Advocates also turned out to ask for more oversight of Cascade’s investment in the controversial GTN Xpress pipeline expansion project. The uncertainty surrounding the project, coupled with forecasting that demonstrates the new gas may not be necessary, shows that GTN Xpress is not a prudent investment and creates unacceptable risk to ratepayers. Individuals from Cascade’s territory underscored the impacts of climate change in their communities, and the trend toward eliminating fossil fuel use in homes and businesses. At the hearing, the PUC referenced the potential risks associated with the GTN pipeline, comparing it to coal power plants.

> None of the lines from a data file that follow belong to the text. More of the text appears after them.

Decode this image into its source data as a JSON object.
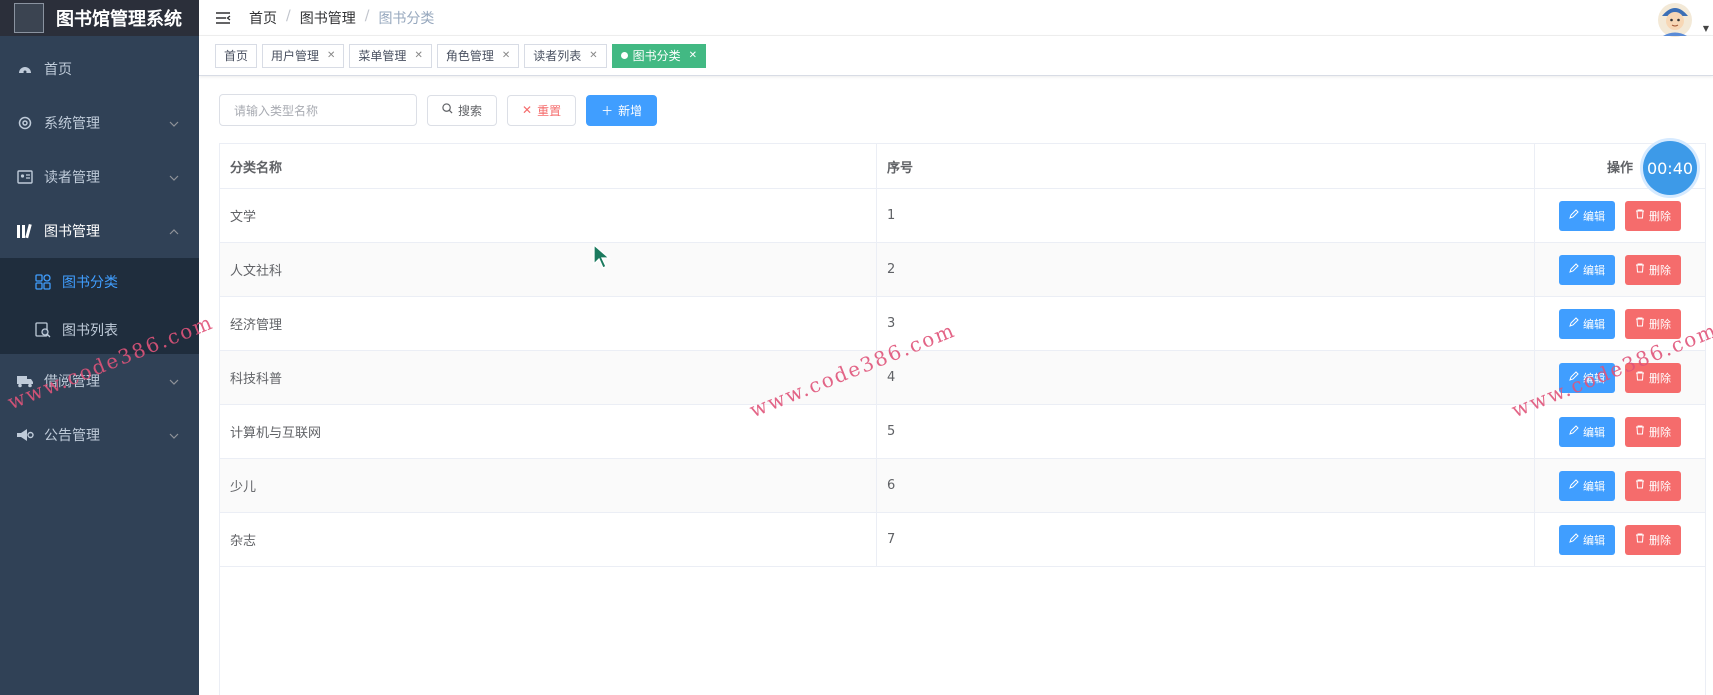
{
  "app": {
    "title": "图书馆管理系统"
  },
  "sidebar": {
    "items": [
      {
        "label": "首页",
        "icon": "dashboard-icon"
      },
      {
        "label": "系统管理",
        "icon": "gear-icon"
      },
      {
        "label": "读者管理",
        "icon": "id-card-icon"
      },
      {
        "label": "图书管理",
        "icon": "books-icon"
      },
      {
        "label": "借阅管理",
        "icon": "truck-icon"
      },
      {
        "label": "公告管理",
        "icon": "megaphone-icon"
      }
    ],
    "sub_items": [
      {
        "label": "图书分类",
        "icon": "category-icon",
        "active": true
      },
      {
        "label": "图书列表",
        "icon": "list-search-icon",
        "active": false
      }
    ]
  },
  "breadcrumb": [
    "首页",
    "图书管理",
    "图书分类"
  ],
  "tags": [
    {
      "label": "首页",
      "closable": false
    },
    {
      "label": "用户管理",
      "closable": true
    },
    {
      "label": "菜单管理",
      "closable": true
    },
    {
      "label": "角色管理",
      "closable": true
    },
    {
      "label": "读者列表",
      "closable": true
    },
    {
      "label": "图书分类",
      "closable": true,
      "active": true
    }
  ],
  "toolbar": {
    "search_placeholder": "请输入类型名称",
    "search_label": "搜索",
    "reset_label": "重置",
    "add_label": "新增"
  },
  "table": {
    "columns": [
      "分类名称",
      "序号",
      "操作"
    ],
    "rows": [
      {
        "name": "文学",
        "order": "1"
      },
      {
        "name": "人文社科",
        "order": "2"
      },
      {
        "name": "经济管理",
        "order": "3"
      },
      {
        "name": "科技科普",
        "order": "4"
      },
      {
        "name": "计算机与互联网",
        "order": "5"
      },
      {
        "name": "少儿",
        "order": "6"
      },
      {
        "name": "杂志",
        "order": "7"
      }
    ],
    "edit_label": "编辑",
    "delete_label": "删除"
  },
  "timer": "00:40",
  "watermark": "www.code386.com",
  "colors": {
    "sidebar_bg": "#304156",
    "active": "#409eff",
    "tag_active": "#42b983",
    "danger": "#f56c6c"
  }
}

“We are thankful that the PUC is seeing GTN Xpress as a risky investment. Just as we would not build  a new coal plant in this day and age, we should not be expanding massive gas pipelines,” said Satya Austin-Opper, Campaign Coordinator for 350 Deschutes. “Ratepayers in Bend are calling for Cascade to walk away from its risky commitment to buy gas from GTN Xpress.”

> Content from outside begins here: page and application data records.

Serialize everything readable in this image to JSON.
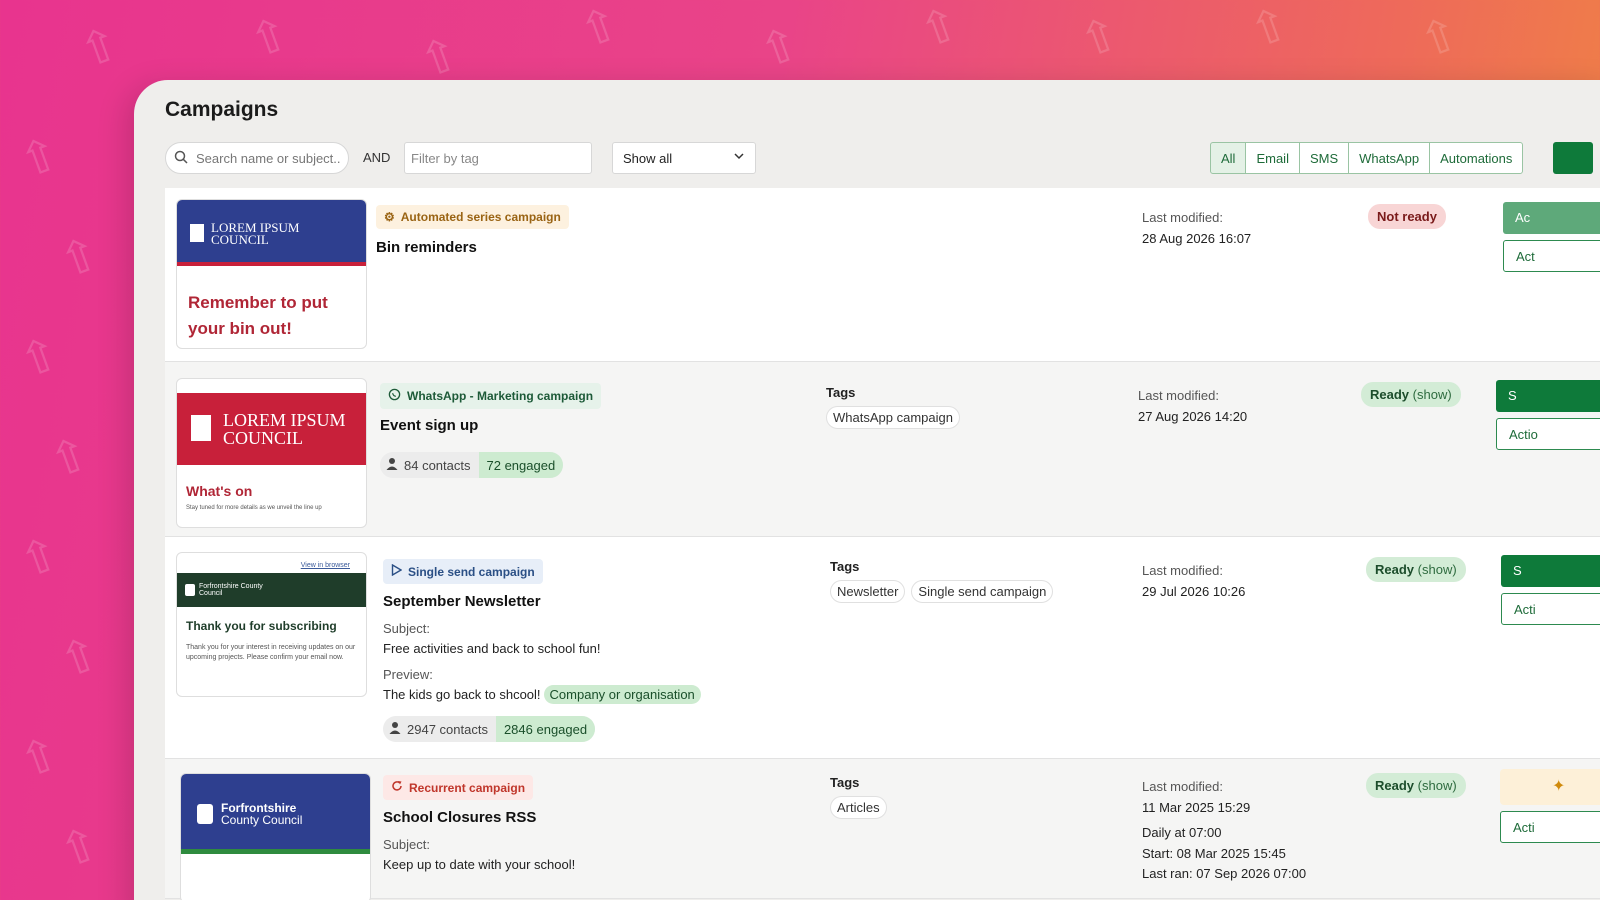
{
  "page": {
    "title": "Campaigns"
  },
  "toolbar": {
    "search_placeholder": "Search name or subject..",
    "and_label": "AND",
    "tag_filter_placeholder": "Filter by tag",
    "show_select": "Show all",
    "filters": [
      "All",
      "Email",
      "SMS",
      "WhatsApp",
      "Automations"
    ]
  },
  "campaigns": [
    {
      "type_label": "Automated series campaign",
      "name": "Bin reminders",
      "thumb_brand": "LOREM IPSUM COUNCIL",
      "thumb_text": "Remember to put your bin out!",
      "modified_label": "Last modified:",
      "modified": "28 Aug 2026 16:07",
      "status": "Not ready",
      "btn_primary": "Ac",
      "btn_secondary": "Act"
    },
    {
      "type_label": "WhatsApp - Marketing campaign",
      "name": "Event sign up",
      "thumb_brand": "LOREM IPSUM COUNCIL",
      "thumb_heading": "What's on",
      "thumb_small": "Stay tuned for more details as we unveil the line up",
      "contacts": "84 contacts",
      "engaged": "72 engaged",
      "tags_label": "Tags",
      "tags": [
        "WhatsApp campaign"
      ],
      "modified_label": "Last modified:",
      "modified": "27 Aug 2026 14:20",
      "status": "Ready",
      "status_show": "(show)",
      "btn_primary": "S",
      "btn_secondary": "Actio"
    },
    {
      "type_label": "Single send campaign",
      "name": "September Newsletter",
      "thumb_link": "View in browser",
      "thumb_brand": "Forfrontshire County Council",
      "thumb_heading": "Thank you for subscribing",
      "thumb_small": "Thank you for your interest in receiving updates on our upcoming projects. Please confirm your email now.",
      "subject_label": "Subject:",
      "subject": "Free activities and back to school fun!",
      "preview_label": "Preview:",
      "preview": "The kids go back to shcool!",
      "preview_tag": "Company or organisation",
      "contacts": "2947 contacts",
      "engaged": "2846 engaged",
      "tags_label": "Tags",
      "tags": [
        "Newsletter",
        "Single send campaign"
      ],
      "modified_label": "Last modified:",
      "modified": "29 Jul 2026 10:26",
      "status": "Ready",
      "status_show": "(show)",
      "btn_primary": "S",
      "btn_secondary": "Acti"
    },
    {
      "type_label": "Recurrent campaign",
      "name": "School Closures RSS",
      "thumb_brand_1": "Forfrontshire",
      "thumb_brand_2": "County Council",
      "subject_label": "Subject:",
      "subject": "Keep up to date with your school!",
      "tags_label": "Tags",
      "tags": [
        "Articles"
      ],
      "modified_label": "Last modified:",
      "modified": "11 Mar 2025 15:29",
      "schedule": "Daily at 07:00",
      "start": "Start: 08 Mar 2025 15:45",
      "last_ran": "Last ran: 07 Sep 2026 07:00",
      "status": "Ready",
      "status_show": "(show)",
      "btn_secondary": "Acti"
    }
  ],
  "colors": {
    "primary_green": "#0e7a3a",
    "brand_blue": "#2e3f8f",
    "brand_red": "#c8203a",
    "brand_dark_green": "#1f3d2a"
  },
  "icons": {
    "search": "search-icon",
    "chevron": "chevron-down-icon",
    "automation": "gear-icon",
    "whatsapp": "whatsapp-icon",
    "single": "play-icon",
    "recurrent": "refresh-icon",
    "contacts": "person-icon",
    "warning": "sparkle-icon"
  }
}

Youth activists in Bend also highlighted to the PUC the ongoing effort to transition the city off of natural gas, with Bend City Council directing its Environment and Climate Committee to develop proposed ordinance language to support electrification.

“Electrifying the city is essential to meeting our climate goals,” said Amelia DuBose, an organizer with Fridays for Future Bend. “Continuing to expand on fossil fuel and methane gas projects and infrastructure will only hurt our communities.” 

Washington State’s Utility and Transportation Commission (UTC) is on a similar track, having rejected Cascade Natural Gas’ IRP earlier this year, with decisions expected on the IRPs of its other gas utilities, Puget Sound Energy, Avista, and NW Natural, in the coming months. If the UTC rejects all of these IRPs, which advocates consider very likely based on staff recommendations, it would be the first time in the nation that fossil fuel utilities faced such intense scrutiny across an entire region.


Climate advocates that collaborated on the Oregon PUC effort include: Citizens Climate Lobby, Climate Reality Project, Energize Bend, Oregon Physicians for Social Responsibility, the Environmental Center, 350Deschutes, the Green Energy Institute at Lewis & Clark Law School, Climate Solutions, Columbia Riverkeeper, and the Sierra Club.